[Website and app data records]
_ _ _
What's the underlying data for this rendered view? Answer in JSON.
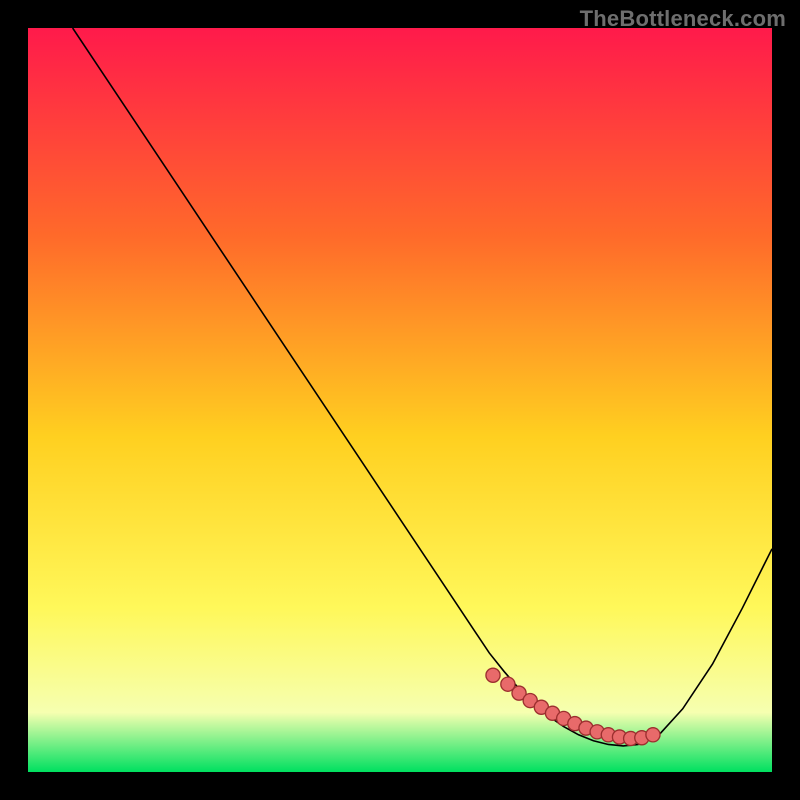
{
  "watermark": "TheBottleneck.com",
  "colors": {
    "frame": "#000000",
    "grad_top": "#ff1a4b",
    "grad_mid_upper": "#ff6a2a",
    "grad_mid": "#ffd020",
    "grad_mid_lower": "#fff85a",
    "grad_lower": "#f6ffb0",
    "grad_bottom": "#00e060",
    "curve": "#000000",
    "dots_fill": "#e86a6a",
    "dots_stroke": "#9c2f2f"
  },
  "chart_data": {
    "type": "line",
    "title": "",
    "xlabel": "",
    "ylabel": "",
    "xlim": [
      0,
      100
    ],
    "ylim": [
      0,
      100
    ],
    "series": [
      {
        "name": "bottleneck-curve",
        "x": [
          6,
          10,
          15,
          20,
          25,
          30,
          35,
          40,
          45,
          50,
          55,
          58,
          60,
          62,
          64,
          66,
          68,
          70,
          72,
          74,
          76,
          78,
          80,
          82,
          85,
          88,
          92,
          96,
          100
        ],
        "values": [
          100,
          94,
          86.5,
          79,
          71.5,
          64,
          56.5,
          49,
          41.5,
          34,
          26.5,
          22,
          19,
          16,
          13.5,
          11.2,
          9.2,
          7.5,
          6.1,
          5,
          4.2,
          3.7,
          3.5,
          3.7,
          5.2,
          8.5,
          14.5,
          22,
          30
        ]
      }
    ],
    "dots": {
      "name": "highlighted-range",
      "x": [
        62.5,
        64.5,
        66.0,
        67.5,
        69.0,
        70.5,
        72.0,
        73.5,
        75.0,
        76.5,
        78.0,
        79.5,
        81.0,
        82.5,
        84.0
      ],
      "values": [
        13.0,
        11.8,
        10.6,
        9.6,
        8.7,
        7.9,
        7.2,
        6.5,
        5.9,
        5.4,
        5.0,
        4.7,
        4.5,
        4.6,
        5.0
      ]
    }
  }
}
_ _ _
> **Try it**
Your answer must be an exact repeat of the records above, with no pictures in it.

> **Solution to the problem**
What's the underlying data for this rendered view? Answer in JSON.
{
  "watermark": "TheBottleneck.com",
  "colors": {
    "frame": "#000000",
    "grad_top": "#ff1a4b",
    "grad_mid_upper": "#ff6a2a",
    "grad_mid": "#ffd020",
    "grad_mid_lower": "#fff85a",
    "grad_lower": "#f6ffb0",
    "grad_bottom": "#00e060",
    "curve": "#000000",
    "dots_fill": "#e86a6a",
    "dots_stroke": "#9c2f2f"
  },
  "chart_data": {
    "type": "line",
    "title": "",
    "xlabel": "",
    "ylabel": "",
    "xlim": [
      0,
      100
    ],
    "ylim": [
      0,
      100
    ],
    "series": [
      {
        "name": "bottleneck-curve",
        "x": [
          6,
          10,
          15,
          20,
          25,
          30,
          35,
          40,
          45,
          50,
          55,
          58,
          60,
          62,
          64,
          66,
          68,
          70,
          72,
          74,
          76,
          78,
          80,
          82,
          85,
          88,
          92,
          96,
          100
        ],
        "values": [
          100,
          94,
          86.5,
          79,
          71.5,
          64,
          56.5,
          49,
          41.5,
          34,
          26.5,
          22,
          19,
          16,
          13.5,
          11.2,
          9.2,
          7.5,
          6.1,
          5,
          4.2,
          3.7,
          3.5,
          3.7,
          5.2,
          8.5,
          14.5,
          22,
          30
        ]
      }
    ],
    "dots": {
      "name": "highlighted-range",
      "x": [
        62.5,
        64.5,
        66.0,
        67.5,
        69.0,
        70.5,
        72.0,
        73.5,
        75.0,
        76.5,
        78.0,
        79.5,
        81.0,
        82.5,
        84.0
      ],
      "values": [
        13.0,
        11.8,
        10.6,
        9.6,
        8.7,
        7.9,
        7.2,
        6.5,
        5.9,
        5.4,
        5.0,
        4.7,
        4.5,
        4.6,
        5.0
      ]
    }
  }
}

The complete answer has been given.